Sadly, that’s irresponsible and I know it because I’ve watched Rob for the last ten years do the right thing every time. Whenever I get into a situation I can’t think my way out of, I think; “what would Rob do?” My Caldwell instinct always kicks in and I do the right thing.
It’s hard to stay responsible when you are a big fan. That’s where his years of experience trumps anything that can be taught. I know he’s interviewed many people he’s a big fan of, but he knows how to words things in a way that does the job for both fan and viewer. With an author, or an actor, you ask questions that will appeal to a general audience — not the niche audience.
I’m trying to find those precious words now as I struggle to ask the right questions of someone I am a big fan of (someone who doesn’t want a lot of gushing or fanfare). It’s where I see just how good Rob is, and how I need more experience. I need a couple of failures to know just how to do it right.
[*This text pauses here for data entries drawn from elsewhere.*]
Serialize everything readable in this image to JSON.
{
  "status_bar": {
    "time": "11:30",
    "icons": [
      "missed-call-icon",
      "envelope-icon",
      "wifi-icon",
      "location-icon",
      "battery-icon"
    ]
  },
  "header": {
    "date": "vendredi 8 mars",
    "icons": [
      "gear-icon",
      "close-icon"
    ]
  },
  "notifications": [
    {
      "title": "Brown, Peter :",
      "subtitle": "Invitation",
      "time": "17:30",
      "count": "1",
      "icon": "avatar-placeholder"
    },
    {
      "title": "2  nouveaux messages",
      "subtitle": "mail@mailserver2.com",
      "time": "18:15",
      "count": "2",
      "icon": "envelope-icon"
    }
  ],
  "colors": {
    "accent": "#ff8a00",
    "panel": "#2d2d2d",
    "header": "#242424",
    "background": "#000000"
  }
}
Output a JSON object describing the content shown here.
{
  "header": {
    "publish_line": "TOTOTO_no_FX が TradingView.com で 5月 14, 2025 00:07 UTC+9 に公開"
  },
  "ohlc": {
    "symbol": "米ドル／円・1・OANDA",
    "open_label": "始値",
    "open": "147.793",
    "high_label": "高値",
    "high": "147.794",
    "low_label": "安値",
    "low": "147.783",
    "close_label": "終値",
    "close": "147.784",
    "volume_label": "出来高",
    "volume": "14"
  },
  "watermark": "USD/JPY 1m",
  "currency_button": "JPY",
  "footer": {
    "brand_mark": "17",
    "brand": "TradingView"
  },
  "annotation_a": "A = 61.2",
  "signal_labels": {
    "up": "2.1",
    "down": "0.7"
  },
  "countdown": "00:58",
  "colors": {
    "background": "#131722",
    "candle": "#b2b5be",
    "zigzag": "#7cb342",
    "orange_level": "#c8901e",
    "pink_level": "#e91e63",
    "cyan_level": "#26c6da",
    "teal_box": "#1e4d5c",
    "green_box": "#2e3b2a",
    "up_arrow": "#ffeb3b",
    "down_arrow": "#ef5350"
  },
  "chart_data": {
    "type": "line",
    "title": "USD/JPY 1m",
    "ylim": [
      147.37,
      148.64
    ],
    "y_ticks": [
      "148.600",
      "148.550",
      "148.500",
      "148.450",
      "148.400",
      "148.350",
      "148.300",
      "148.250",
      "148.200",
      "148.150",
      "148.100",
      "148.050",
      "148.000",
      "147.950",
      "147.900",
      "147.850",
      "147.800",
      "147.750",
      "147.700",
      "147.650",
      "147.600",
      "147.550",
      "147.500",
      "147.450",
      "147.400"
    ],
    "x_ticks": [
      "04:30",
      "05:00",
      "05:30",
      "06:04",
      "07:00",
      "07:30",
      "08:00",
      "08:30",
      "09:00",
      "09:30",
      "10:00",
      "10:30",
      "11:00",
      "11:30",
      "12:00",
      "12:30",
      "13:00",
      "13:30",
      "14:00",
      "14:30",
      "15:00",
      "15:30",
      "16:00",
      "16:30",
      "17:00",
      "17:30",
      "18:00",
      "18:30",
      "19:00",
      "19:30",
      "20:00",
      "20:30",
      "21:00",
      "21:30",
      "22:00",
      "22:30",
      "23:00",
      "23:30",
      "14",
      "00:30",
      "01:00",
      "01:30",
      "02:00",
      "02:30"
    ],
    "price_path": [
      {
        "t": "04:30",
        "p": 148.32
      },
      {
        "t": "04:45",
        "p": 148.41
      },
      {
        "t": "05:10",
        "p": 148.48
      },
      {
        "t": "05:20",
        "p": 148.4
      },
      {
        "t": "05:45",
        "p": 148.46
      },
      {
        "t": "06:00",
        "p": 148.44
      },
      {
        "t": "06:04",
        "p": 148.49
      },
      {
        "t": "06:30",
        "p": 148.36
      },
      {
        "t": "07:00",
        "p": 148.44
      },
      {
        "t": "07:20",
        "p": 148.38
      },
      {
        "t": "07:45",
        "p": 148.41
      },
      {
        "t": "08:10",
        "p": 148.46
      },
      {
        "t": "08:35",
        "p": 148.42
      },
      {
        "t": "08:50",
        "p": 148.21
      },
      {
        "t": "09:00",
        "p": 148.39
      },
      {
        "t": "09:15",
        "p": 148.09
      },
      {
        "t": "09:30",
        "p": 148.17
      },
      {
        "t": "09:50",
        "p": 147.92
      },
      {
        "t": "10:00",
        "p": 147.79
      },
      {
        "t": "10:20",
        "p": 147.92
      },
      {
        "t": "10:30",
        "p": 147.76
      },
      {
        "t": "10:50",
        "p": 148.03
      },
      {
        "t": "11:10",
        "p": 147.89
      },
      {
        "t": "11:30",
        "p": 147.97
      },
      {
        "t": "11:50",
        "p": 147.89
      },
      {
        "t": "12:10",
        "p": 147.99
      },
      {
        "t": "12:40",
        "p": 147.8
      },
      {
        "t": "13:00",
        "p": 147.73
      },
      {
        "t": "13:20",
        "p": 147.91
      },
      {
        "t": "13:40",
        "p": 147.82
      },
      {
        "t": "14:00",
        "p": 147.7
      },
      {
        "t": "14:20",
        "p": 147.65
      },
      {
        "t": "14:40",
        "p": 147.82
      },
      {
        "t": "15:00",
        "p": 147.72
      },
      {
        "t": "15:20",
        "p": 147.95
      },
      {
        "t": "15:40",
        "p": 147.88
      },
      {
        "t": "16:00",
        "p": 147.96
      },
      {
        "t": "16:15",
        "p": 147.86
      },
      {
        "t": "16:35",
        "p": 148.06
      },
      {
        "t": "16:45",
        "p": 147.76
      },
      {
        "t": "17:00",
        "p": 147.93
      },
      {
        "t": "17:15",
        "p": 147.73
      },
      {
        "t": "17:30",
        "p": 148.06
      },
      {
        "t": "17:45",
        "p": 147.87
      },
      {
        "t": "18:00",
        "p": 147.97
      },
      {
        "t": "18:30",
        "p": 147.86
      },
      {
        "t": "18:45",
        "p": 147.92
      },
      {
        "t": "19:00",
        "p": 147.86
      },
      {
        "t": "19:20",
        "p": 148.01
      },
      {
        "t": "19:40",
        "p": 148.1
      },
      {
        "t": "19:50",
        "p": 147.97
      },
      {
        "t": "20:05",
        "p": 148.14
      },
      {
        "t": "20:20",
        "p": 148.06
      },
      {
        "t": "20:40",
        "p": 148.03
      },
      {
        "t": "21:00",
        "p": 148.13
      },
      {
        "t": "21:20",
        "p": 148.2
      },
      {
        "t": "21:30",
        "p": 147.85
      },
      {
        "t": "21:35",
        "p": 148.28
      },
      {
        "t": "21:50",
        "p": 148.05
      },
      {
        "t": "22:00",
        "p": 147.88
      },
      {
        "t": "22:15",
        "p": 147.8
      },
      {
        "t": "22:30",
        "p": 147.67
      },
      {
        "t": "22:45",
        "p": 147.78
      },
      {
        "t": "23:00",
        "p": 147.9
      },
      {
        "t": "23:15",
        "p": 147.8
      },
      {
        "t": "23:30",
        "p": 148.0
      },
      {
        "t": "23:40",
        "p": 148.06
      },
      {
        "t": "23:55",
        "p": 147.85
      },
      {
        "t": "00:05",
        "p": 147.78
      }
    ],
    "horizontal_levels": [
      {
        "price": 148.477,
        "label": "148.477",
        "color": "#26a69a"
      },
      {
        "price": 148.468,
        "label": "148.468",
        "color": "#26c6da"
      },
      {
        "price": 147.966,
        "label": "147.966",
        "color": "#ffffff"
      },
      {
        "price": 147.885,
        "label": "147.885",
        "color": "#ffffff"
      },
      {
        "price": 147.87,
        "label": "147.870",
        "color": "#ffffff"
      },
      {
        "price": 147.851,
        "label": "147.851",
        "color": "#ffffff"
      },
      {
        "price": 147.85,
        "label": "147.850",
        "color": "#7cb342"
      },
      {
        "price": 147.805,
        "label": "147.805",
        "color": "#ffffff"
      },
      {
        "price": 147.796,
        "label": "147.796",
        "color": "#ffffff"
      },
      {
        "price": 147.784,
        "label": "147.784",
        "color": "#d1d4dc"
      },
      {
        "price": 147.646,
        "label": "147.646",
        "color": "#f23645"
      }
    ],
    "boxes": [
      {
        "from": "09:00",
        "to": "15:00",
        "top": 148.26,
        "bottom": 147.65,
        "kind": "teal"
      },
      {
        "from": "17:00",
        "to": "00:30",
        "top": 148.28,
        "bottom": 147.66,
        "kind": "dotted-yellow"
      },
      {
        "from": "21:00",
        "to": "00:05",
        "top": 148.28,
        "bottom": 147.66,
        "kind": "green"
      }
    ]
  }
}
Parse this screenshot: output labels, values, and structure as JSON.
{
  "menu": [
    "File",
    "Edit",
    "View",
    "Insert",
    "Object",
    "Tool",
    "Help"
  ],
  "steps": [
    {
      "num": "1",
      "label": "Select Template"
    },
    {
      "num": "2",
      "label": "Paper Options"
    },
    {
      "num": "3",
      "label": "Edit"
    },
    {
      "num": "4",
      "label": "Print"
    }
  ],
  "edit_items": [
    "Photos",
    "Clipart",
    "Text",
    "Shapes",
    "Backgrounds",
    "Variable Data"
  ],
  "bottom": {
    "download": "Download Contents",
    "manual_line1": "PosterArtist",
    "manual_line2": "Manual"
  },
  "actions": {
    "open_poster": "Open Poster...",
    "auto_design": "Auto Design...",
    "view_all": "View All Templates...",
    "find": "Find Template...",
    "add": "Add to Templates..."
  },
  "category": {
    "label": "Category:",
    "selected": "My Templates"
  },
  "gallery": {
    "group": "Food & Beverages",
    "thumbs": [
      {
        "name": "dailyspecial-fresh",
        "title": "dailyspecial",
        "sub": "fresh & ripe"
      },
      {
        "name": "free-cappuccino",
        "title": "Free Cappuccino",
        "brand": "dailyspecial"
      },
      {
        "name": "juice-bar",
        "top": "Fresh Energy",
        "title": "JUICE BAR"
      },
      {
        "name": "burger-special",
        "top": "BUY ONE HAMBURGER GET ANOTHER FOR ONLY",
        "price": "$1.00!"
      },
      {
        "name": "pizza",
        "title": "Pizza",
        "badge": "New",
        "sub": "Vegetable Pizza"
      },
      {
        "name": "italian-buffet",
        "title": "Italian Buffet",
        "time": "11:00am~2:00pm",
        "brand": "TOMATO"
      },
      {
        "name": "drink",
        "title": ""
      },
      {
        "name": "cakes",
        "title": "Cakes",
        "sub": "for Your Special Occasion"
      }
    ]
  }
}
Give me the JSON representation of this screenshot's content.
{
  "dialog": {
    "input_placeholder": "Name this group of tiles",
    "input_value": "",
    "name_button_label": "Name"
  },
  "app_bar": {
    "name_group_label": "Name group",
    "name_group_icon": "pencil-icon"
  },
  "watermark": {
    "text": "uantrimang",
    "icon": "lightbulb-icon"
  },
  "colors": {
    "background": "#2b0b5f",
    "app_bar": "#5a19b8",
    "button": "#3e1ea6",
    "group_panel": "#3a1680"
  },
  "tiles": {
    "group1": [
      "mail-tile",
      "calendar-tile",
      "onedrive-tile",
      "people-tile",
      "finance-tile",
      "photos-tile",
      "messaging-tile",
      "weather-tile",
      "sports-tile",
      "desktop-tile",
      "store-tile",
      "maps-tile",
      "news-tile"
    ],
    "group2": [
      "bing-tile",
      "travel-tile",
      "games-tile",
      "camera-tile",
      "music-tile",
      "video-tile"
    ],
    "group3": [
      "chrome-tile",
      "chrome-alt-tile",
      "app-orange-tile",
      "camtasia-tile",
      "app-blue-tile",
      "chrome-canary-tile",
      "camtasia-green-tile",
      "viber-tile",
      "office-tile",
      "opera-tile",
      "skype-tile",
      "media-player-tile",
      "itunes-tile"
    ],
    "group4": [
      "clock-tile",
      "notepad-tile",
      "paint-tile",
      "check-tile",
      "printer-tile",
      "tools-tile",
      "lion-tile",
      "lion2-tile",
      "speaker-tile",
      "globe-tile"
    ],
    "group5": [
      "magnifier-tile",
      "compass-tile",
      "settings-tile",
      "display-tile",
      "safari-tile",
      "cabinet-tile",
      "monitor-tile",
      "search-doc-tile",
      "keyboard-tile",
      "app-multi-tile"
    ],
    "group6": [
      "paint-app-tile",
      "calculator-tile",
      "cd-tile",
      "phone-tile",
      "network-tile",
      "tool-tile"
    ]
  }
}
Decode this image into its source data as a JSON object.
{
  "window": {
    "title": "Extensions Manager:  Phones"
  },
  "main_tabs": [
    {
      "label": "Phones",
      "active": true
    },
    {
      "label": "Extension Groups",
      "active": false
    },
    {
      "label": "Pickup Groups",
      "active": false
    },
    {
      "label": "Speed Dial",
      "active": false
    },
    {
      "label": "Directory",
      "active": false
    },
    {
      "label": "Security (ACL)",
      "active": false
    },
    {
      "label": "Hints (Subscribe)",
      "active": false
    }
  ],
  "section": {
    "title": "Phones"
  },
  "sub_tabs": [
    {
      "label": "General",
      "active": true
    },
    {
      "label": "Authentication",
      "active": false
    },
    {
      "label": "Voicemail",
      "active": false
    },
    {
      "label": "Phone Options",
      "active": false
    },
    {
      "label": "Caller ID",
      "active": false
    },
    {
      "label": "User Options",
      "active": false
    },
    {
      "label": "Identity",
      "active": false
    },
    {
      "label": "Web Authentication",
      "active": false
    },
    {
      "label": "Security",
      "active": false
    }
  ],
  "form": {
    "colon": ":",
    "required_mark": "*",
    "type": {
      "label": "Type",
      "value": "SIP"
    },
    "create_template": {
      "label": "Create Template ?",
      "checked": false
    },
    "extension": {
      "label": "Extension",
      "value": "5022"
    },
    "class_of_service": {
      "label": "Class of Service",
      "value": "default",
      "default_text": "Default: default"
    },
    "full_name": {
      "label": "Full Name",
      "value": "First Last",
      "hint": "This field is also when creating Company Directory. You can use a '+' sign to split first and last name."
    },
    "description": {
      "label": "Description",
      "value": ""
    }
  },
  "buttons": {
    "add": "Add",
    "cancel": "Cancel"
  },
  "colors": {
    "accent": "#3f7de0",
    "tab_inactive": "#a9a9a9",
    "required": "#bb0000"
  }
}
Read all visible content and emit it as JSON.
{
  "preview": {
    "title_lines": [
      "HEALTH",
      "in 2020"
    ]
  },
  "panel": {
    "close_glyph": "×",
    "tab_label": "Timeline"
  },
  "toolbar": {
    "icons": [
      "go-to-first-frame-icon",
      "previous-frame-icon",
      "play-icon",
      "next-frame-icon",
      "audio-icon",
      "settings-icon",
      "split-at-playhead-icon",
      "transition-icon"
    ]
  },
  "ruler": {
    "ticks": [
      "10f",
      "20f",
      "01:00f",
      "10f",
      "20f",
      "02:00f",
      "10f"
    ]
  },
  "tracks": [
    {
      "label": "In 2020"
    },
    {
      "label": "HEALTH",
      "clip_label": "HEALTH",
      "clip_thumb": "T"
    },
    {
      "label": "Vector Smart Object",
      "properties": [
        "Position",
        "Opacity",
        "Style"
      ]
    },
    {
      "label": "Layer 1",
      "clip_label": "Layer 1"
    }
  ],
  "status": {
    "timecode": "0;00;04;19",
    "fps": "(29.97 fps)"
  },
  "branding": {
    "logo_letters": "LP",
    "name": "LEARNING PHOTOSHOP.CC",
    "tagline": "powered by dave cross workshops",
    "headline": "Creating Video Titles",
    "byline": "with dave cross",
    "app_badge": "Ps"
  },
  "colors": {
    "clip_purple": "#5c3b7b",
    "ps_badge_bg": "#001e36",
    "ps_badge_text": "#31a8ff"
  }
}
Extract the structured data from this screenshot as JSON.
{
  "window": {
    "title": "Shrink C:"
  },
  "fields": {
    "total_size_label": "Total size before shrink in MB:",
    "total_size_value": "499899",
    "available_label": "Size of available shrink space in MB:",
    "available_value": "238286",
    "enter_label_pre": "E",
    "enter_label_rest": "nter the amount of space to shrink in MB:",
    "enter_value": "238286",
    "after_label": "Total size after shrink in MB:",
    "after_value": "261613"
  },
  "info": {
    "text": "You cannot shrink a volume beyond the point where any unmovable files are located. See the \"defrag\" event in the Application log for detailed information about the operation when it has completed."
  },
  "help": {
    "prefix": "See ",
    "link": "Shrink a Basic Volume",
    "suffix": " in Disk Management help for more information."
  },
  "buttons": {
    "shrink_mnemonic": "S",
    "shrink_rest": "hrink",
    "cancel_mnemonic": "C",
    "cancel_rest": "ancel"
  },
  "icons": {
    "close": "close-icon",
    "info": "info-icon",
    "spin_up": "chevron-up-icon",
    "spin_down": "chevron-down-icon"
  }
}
Thought, let’s be honest, who wants to go on TV and fail in front of everyone? It’s not really failure; it’s more like a coach examining a good play to se where it can be done better the next time.
So I’ve gone back into my geekness and examined how I can do it better this time. How will I do? I have no idea, I’ll let the other fans and viewers decide that when the interview airs.
Shortly after I first switched over from producing full-time to being a social media reporter, I got my first complaint call. I’ve taken these calls for years as a producer, so I was prepared for whatever crazy thing they were going to say. In the past I’ve heard from people that were upset over how much cleavage an anchor was showing, how bad an anchor’s shoes were, how ugly someone’s glasses were, and how awful their hair was. There are also the more standard calls of “that person on TV is sending me a direct message, please ask them to stop.”
So I was ready for what was bound to be coming my way. Since most of my reports are focused on technology, and social media, I often talk about some confusing things (to older viewers that is). In this instance I think I was explaining a new Facebook feature that had just rolled out.
As I walked back into the newsroom from the set, one of the photographers yelled out “Hey we got a complaint about you!”
I said, “Oh what did they say?”
Photog: “She said that while you seemed like a nice young man, to tell that happy hooligan to knock it off with all of his computer shit!”
Me: “oh, anything else?”
Photog: “No that was about it, but I did tell her you were nice.”
Since graduating grad school, I keep coming back to this blog. I’m not entirely sure what to do with it, but I know I need to keep it. I need to keep writing – if for no other reason then to stay on my toes creatively. It’s also a good therapy from time to time. More importantly though, it helps me to continue to grow as a writer (I still have trouble with tenses and possessives). I’m not saying this is ever going to become Shakespeare over here, but one can only grow as a writer — if you write. So it’s good to have an outlet. I know the viewing public on this blog is quite small, so I think of it like a comic trying out new material in one of those tiny clubs in New York at 2 am.
I was nagged all the time during grad school to come up with something more creative than “Not Just Another TV Geek.” I just never found anything I liked more. I’d like to find something that works with my Twitter handle of @Timebrat, but I don’t think that idea is anywhere right now. So for the time being, I like “The Happy Hooligan.” Follow @Timebrat